FY 2014 AMD Projects: Next-Generation Malaria Methods
Replacing outdated malaria drug resistance screening methods with next-generation molecular tools and techniques
The Plasmodium parasite that causes malaria continuously evolves ways to counter anti-malarial drugs. Malaria control efforts based on the use of chloroquine faltered in the 1960s when drug-resistant Plasmodium falciparum parasites evolved. Other malaria drug regimens—such as sulfadoxine-pyrimethamine, and mefloquine—also failed in many regions due to emergence of resistance. Recently, resistance to current first-line treatments—known as artemisinin-based combination therapies—has emerged in Southeast Asia. A serious concern is the potential spread of these resistant parasites to other regions.
In addition to hampering malaria control efforts in countries where malaria is common, resistance complicates treatment of patients who have returned to the US after being infected overseas.
Molecular markers associated with resistance to anti-malarial drugs can help detect resistant parasites. CDC uses conventional molecular tools for characterizing molecular markers, but these are cumbersome, slow, and expensive. Highly sensitive, efficient, and integrated surveillance methods will improve identification of established and emerging drug-resistant strains and allow CDC to respond rapidly to changes needed in case management and control.

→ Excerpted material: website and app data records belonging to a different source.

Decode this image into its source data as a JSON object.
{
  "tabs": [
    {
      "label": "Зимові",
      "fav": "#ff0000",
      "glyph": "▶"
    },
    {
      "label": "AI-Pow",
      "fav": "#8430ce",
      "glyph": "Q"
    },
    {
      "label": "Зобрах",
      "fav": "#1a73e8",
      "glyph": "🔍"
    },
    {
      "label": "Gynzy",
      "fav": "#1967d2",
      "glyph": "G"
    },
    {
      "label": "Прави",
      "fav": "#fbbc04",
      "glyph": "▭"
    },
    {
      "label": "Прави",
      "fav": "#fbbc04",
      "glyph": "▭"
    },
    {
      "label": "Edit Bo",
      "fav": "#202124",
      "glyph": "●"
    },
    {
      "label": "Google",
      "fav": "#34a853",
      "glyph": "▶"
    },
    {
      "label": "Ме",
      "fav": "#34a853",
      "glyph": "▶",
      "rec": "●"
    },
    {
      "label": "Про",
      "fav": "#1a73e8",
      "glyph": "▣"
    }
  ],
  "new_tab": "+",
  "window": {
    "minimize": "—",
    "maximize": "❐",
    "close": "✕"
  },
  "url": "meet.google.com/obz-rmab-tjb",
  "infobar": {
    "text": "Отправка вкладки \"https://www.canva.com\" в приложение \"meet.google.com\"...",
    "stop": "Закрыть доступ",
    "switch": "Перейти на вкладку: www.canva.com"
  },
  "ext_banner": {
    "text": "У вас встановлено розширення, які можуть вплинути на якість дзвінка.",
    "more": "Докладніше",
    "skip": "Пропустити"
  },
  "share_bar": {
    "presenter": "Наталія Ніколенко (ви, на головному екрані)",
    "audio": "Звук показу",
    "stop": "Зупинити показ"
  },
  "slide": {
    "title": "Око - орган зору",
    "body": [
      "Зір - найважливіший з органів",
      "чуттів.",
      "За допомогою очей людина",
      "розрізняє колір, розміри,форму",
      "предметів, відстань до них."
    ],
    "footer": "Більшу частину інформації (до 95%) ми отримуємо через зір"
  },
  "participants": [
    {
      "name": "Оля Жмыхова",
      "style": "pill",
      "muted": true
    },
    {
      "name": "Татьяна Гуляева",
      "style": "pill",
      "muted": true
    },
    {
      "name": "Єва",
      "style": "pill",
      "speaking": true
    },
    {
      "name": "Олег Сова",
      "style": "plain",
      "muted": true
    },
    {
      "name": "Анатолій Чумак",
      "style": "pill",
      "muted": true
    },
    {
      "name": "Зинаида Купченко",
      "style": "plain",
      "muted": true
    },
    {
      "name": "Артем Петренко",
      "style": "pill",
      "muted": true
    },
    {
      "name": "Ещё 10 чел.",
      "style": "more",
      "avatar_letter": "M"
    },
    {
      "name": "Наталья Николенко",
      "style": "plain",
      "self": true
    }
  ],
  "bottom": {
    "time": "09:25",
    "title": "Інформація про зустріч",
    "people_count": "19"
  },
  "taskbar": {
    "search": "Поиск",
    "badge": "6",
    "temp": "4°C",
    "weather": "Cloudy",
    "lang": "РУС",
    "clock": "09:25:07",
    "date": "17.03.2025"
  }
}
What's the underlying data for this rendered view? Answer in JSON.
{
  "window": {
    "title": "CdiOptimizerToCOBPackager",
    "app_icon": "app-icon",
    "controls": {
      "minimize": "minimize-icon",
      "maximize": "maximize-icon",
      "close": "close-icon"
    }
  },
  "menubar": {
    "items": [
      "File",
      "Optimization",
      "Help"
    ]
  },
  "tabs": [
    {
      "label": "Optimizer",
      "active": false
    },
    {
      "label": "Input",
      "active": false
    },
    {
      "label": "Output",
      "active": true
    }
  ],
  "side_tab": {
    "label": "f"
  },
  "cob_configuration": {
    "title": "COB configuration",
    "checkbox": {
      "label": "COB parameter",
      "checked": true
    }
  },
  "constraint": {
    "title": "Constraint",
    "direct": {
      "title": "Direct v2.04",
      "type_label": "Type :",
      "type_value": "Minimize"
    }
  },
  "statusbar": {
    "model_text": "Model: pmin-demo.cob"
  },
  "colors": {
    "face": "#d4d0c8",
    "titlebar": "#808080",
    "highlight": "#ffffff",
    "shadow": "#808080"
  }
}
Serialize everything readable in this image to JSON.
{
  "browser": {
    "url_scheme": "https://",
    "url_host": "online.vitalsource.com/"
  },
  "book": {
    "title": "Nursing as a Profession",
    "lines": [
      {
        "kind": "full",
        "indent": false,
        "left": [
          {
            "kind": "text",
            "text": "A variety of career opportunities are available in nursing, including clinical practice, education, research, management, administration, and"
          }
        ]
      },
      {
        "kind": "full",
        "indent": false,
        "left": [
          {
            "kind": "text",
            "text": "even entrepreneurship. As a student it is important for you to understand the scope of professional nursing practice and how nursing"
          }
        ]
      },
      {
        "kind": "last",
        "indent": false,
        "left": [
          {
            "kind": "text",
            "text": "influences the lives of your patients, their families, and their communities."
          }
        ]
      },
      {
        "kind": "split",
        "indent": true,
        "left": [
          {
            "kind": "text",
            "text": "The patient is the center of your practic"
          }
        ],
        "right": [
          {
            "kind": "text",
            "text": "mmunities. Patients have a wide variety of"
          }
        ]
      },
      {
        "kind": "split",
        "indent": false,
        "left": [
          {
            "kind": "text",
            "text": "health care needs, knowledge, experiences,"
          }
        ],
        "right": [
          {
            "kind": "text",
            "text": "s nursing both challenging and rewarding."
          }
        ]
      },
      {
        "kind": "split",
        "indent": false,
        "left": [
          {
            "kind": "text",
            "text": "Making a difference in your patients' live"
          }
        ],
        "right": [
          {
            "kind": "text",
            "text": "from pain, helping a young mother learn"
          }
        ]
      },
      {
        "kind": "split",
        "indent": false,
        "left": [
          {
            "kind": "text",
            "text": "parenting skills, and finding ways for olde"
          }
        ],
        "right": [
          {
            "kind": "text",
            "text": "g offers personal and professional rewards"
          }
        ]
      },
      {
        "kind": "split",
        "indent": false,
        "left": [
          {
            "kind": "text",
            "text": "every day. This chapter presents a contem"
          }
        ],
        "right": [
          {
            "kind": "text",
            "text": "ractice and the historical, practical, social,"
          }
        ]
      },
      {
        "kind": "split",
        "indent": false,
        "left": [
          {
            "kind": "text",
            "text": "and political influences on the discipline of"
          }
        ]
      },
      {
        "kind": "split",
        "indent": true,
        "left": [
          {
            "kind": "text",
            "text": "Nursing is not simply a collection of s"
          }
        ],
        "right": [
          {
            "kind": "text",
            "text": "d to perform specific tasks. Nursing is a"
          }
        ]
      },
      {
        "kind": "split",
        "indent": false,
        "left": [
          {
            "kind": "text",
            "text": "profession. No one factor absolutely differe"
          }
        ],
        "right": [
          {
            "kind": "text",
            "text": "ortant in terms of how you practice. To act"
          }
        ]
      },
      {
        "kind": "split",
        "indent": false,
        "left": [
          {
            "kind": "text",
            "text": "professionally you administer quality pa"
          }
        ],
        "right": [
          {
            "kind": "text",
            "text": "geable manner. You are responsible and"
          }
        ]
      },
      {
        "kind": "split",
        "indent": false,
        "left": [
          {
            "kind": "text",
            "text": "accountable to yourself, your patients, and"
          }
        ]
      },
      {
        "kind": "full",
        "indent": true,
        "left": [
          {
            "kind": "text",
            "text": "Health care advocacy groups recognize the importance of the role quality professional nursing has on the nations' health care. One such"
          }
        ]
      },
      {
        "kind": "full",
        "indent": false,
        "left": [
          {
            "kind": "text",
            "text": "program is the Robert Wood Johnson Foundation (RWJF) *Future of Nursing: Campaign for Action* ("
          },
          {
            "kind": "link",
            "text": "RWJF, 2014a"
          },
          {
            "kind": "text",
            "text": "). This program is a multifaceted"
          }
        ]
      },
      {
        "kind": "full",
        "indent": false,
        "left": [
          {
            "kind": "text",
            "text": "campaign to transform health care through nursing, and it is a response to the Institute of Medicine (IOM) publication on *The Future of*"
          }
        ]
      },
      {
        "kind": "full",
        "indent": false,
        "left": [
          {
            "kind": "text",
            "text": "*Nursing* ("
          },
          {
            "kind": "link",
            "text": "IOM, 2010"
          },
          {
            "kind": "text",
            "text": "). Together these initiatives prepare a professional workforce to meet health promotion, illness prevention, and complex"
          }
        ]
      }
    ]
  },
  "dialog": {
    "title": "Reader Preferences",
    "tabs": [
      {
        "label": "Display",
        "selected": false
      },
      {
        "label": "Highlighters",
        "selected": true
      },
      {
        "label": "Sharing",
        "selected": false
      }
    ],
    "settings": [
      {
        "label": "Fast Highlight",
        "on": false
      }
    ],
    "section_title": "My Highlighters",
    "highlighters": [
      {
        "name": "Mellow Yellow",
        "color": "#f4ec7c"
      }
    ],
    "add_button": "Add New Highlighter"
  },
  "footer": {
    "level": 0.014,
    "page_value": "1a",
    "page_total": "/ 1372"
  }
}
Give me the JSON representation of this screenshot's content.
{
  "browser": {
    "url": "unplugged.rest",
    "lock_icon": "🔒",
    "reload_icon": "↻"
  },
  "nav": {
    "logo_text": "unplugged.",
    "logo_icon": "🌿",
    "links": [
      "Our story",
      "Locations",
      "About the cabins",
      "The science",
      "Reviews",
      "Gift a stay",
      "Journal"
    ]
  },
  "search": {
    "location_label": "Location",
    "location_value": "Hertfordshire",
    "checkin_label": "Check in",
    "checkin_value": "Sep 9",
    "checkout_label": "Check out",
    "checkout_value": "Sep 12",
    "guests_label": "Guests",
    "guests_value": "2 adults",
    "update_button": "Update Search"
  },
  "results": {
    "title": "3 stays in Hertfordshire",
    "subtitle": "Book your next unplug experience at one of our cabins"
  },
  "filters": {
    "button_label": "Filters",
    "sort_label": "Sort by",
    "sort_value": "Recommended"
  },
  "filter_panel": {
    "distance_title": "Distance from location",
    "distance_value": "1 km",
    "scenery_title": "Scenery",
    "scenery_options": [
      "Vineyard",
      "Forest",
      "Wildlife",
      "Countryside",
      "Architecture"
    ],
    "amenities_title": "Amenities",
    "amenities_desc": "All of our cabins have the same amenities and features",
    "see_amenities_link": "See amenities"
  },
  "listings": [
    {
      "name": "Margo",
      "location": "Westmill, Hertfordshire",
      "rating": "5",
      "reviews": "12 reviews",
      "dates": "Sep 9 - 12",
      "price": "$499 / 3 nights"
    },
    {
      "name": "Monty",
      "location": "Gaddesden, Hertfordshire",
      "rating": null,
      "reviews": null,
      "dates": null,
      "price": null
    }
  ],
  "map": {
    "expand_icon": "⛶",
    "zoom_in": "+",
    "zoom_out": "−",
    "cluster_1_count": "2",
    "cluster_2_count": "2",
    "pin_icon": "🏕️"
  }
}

CDC is developing next generation sequencing methods to detect resistant parasites rapidly. These methods will allow CDC to detect even a small number of resistant parasites present. Early identification of low levels of resistant parasites will make it easier and faster to choose the right drugs for treatment than current practices allow.
Once the new advanced molecular detection methods are fully developed and integrated, they will replace the slower and less sensitive methods now in use.